The woman gave us a price and then said we could reduce that to nearly half if we pushed the date into the following “slower” months. I looked at my daughter and her future husband and said, “For that much money, can you move your wedding back a couple weeks?”
Like two little kids eyeing a big ice cream treat, they nodded quickly in unison. I knew this would be where they would marry.
Engagement photos were the next hurdle.
When I became engaged, there were no photo shoots and rarely was the future groom even in the photo. In fact, for my engagement photo, I used a headshot I had taken for a promotion at work.
Today, couples take engagement photos to a whole new level.
Our daughter has an eye for the artistic. She did not want the posed photos or the “line them up and shoot” photos from our era.
Kelly found an photographer near Kankakee who did outdoor engagement shoots so on one of the coldest days last November, I tagged along as the “dog handler.” Who knew an unofficial wedding planner would also be a dog handler? Kelly and Kevin wanted their dog in their engagement photos but needed someone to hold on to her for the photos in which she was excluded. Insert mom/wedding planner/dog handler here.
We drove to a state park I’ve never heard of and met a sweet, funny photographer with pink hair highlights neatly formed into braids. As I struggled to stay upright thanks to strong winds and a strong dog, the happy couple faced the cold and attempted to look warm and happy. I’m pretty sure they were happy as much as I’m certain they were not warm.
We walked through trails and fall leaves to find the perfect locations and lighting. They even gathered up fallen leaves to toss toward the camera and later each other. My how times have changed!
Despite the cold and awkwardness of some poses, the photos were beautiful and unique and the couple was pleased.
It was imperative that the engagement photos be done early in order to get the “save-the-date” cards mailed before we turn around and mail out invitations a few months later. Who came up with this idea?
I’ve received “save-the-date” cards so this wasn’t new to me but I think back to the carefree days of old when we just sent invitations to the surprise of the invited guests.
Our next task? Flowers. Have you ever seen wooden flowers? I guess it’s a new trend and I have to admit they are beautiful.
We still have a lot of details to finalize but I’m pleased with how much we’ve already accomplished.
What an experience this has been for an “unofficial wedding planner” who hasn’t planned a wedding in more than three decades.

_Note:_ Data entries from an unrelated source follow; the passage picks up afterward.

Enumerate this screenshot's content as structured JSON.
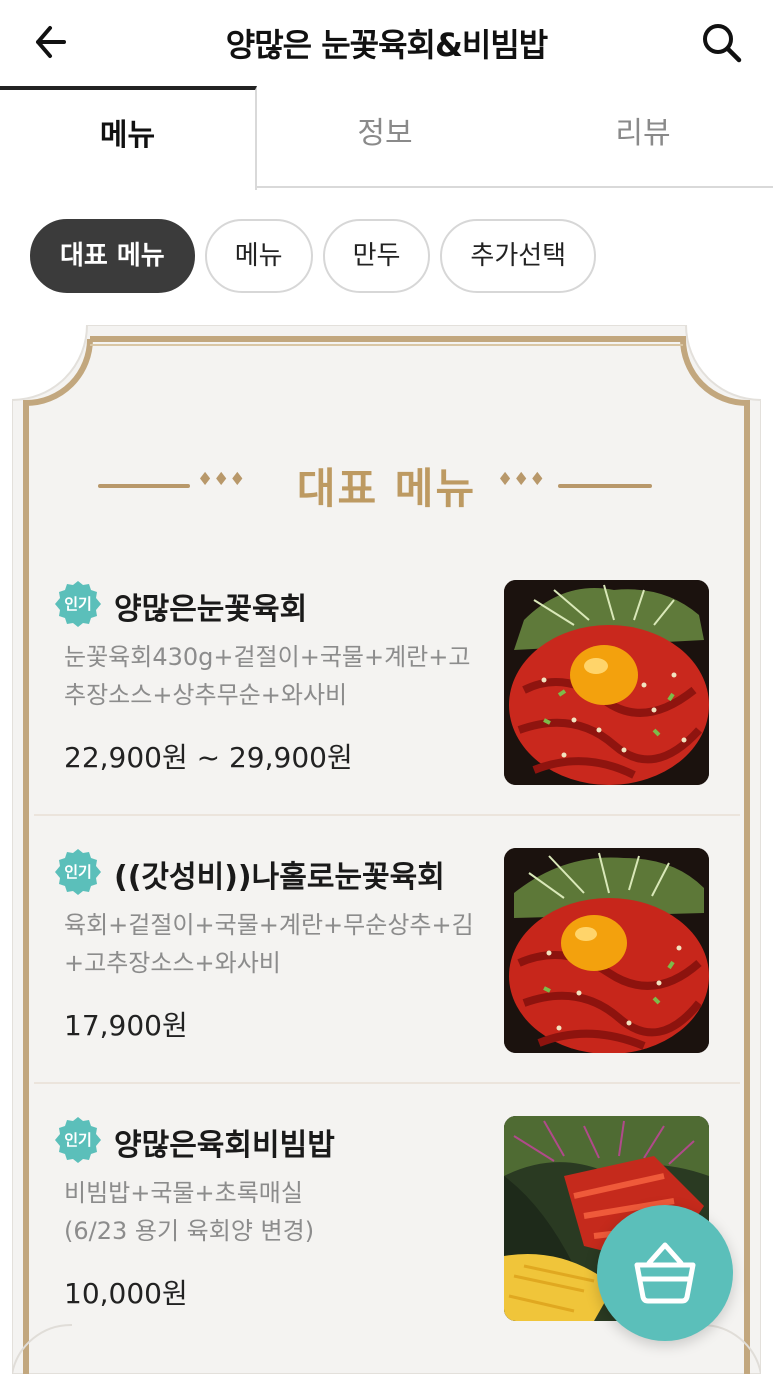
{
  "header": {
    "title": "양많은 눈꽃육회&비빔밥",
    "back_icon": "arrow-left-icon",
    "search_icon": "search-icon"
  },
  "tabs": [
    {
      "label": "메뉴",
      "active": true
    },
    {
      "label": "정보",
      "active": false
    },
    {
      "label": "리뷰",
      "active": false
    }
  ],
  "categories": [
    {
      "label": "대표 메뉴",
      "active": true
    },
    {
      "label": "메뉴",
      "active": false
    },
    {
      "label": "만두",
      "active": false
    },
    {
      "label": "추가선택",
      "active": false
    }
  ],
  "section": {
    "title": "대표 메뉴",
    "diamonds": "♦♦♦"
  },
  "items": [
    {
      "badge": "인기",
      "name": "양많은눈꽃육회",
      "desc_line1": "눈꽃육회430g+겉절이+국물+계란+고",
      "desc_line2": "추장소스+상추무순+와사비",
      "price": "22,900원 ~ 29,900원"
    },
    {
      "badge": "인기",
      "name": "((갓성비))나홀로눈꽃육회",
      "desc_line1": "육회+겉절이+국물+계란+무순상추+김",
      "desc_line2": "+고추장소스+와사비",
      "price": "17,900원"
    },
    {
      "badge": "인기",
      "name": "양많은육회비빔밥",
      "desc_line1": "비빔밥+국물+초록매실",
      "desc_line2": "(6/23 용기 육회양 변경)",
      "price": "10,000원"
    }
  ],
  "cart": {
    "icon": "shopping-basket-icon"
  },
  "colors": {
    "accent_teal": "#5bbfba",
    "gold": "#bd9a62",
    "chip_active": "#3b3b3b"
  }
}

I thank God for our friends and families who have stepped up to help out with their talents and I look forward to the wedding day itself when we can celebrate the marriage of our only daughter.
I’ll be standing in the background taking it all in and hoping my waterproof mascara really works.